Items from a dataset

[Start of section]

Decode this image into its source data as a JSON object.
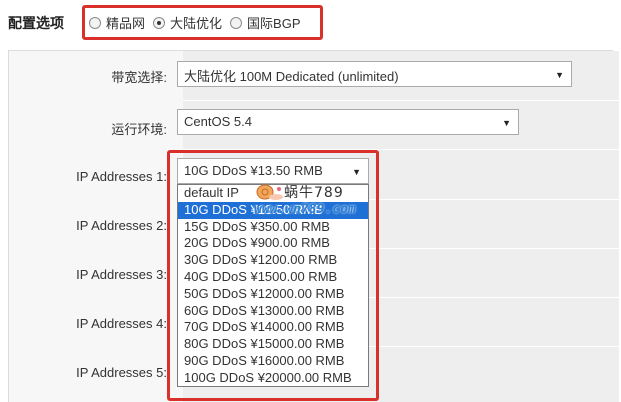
{
  "section_title": "配置选项",
  "plan_options": [
    {
      "label": "精品网",
      "checked": false
    },
    {
      "label": "大陆优化",
      "checked": true
    },
    {
      "label": "国际BGP",
      "checked": false
    }
  ],
  "fields": {
    "bandwidth": {
      "label": "带宽选择:",
      "value": "大陆优化 100M Dedicated (unlimited)"
    },
    "os": {
      "label": "运行环境:",
      "value": "CentOS 5.4"
    },
    "ip1": {
      "label": "IP Addresses 1:",
      "value": "10G DDoS ¥13.50 RMB"
    },
    "ip2": {
      "label": "IP Addresses 2:"
    },
    "ip3": {
      "label": "IP Addresses 3:"
    },
    "ip4": {
      "label": "IP Addresses 4:"
    },
    "ip5": {
      "label": "IP Addresses 5:"
    }
  },
  "ip_dropdown": {
    "options": [
      "default IP",
      "10G DDoS ¥13.50 RMB",
      "15G DDoS ¥350.00 RMB",
      "20G DDoS ¥900.00 RMB",
      "30G DDoS ¥1200.00 RMB",
      "40G DDoS ¥1500.00 RMB",
      "50G DDoS ¥12000.00 RMB",
      "60G DDoS ¥13000.00 RMB",
      "70G DDoS ¥14000.00 RMB",
      "80G DDoS ¥15000.00 RMB",
      "90G DDoS ¥16000.00 RMB",
      "100G DDoS ¥20000.00 RMB"
    ],
    "selected_index": 1
  },
  "watermark": {
    "name": "蜗牛789",
    "url": "www.wn789.com"
  },
  "icons": {
    "select_arrow": "chevron-down-icon",
    "radio": "radio-icon",
    "watermark_logo": "snail-logo"
  },
  "colors": {
    "highlight_border": "#d9302c",
    "selected_option": "#1e6fd6"
  }
}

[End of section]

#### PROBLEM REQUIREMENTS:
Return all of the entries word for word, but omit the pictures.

#### OUTPUT OF THE EXERCISE:
Decode this image into its source data as a JSON object.
{
  "section_title": "配置选项",
  "plan_options": [
    {
      "label": "精品网",
      "checked": false
    },
    {
      "label": "大陆优化",
      "checked": true
    },
    {
      "label": "国际BGP",
      "checked": false
    }
  ],
  "fields": {
    "bandwidth": {
      "label": "带宽选择:",
      "value": "大陆优化 100M Dedicated (unlimited)"
    },
    "os": {
      "label": "运行环境:",
      "value": "CentOS 5.4"
    },
    "ip1": {
      "label": "IP Addresses 1:",
      "value": "10G DDoS ¥13.50 RMB"
    },
    "ip2": {
      "label": "IP Addresses 2:"
    },
    "ip3": {
      "label": "IP Addresses 3:"
    },
    "ip4": {
      "label": "IP Addresses 4:"
    },
    "ip5": {
      "label": "IP Addresses 5:"
    }
  },
  "ip_dropdown": {
    "options": [
      "default IP",
      "10G DDoS ¥13.50 RMB",
      "15G DDoS ¥350.00 RMB",
      "20G DDoS ¥900.00 RMB",
      "30G DDoS ¥1200.00 RMB",
      "40G DDoS ¥1500.00 RMB",
      "50G DDoS ¥12000.00 RMB",
      "60G DDoS ¥13000.00 RMB",
      "70G DDoS ¥14000.00 RMB",
      "80G DDoS ¥15000.00 RMB",
      "90G DDoS ¥16000.00 RMB",
      "100G DDoS ¥20000.00 RMB"
    ],
    "selected_index": 1
  },
  "watermark": {
    "name": "蜗牛789",
    "url": "www.wn789.com"
  },
  "icons": {
    "select_arrow": "chevron-down-icon",
    "radio": "radio-icon",
    "watermark_logo": "snail-logo"
  },
  "colors": {
    "highlight_border": "#d9302c",
    "selected_option": "#1e6fd6"
  }
}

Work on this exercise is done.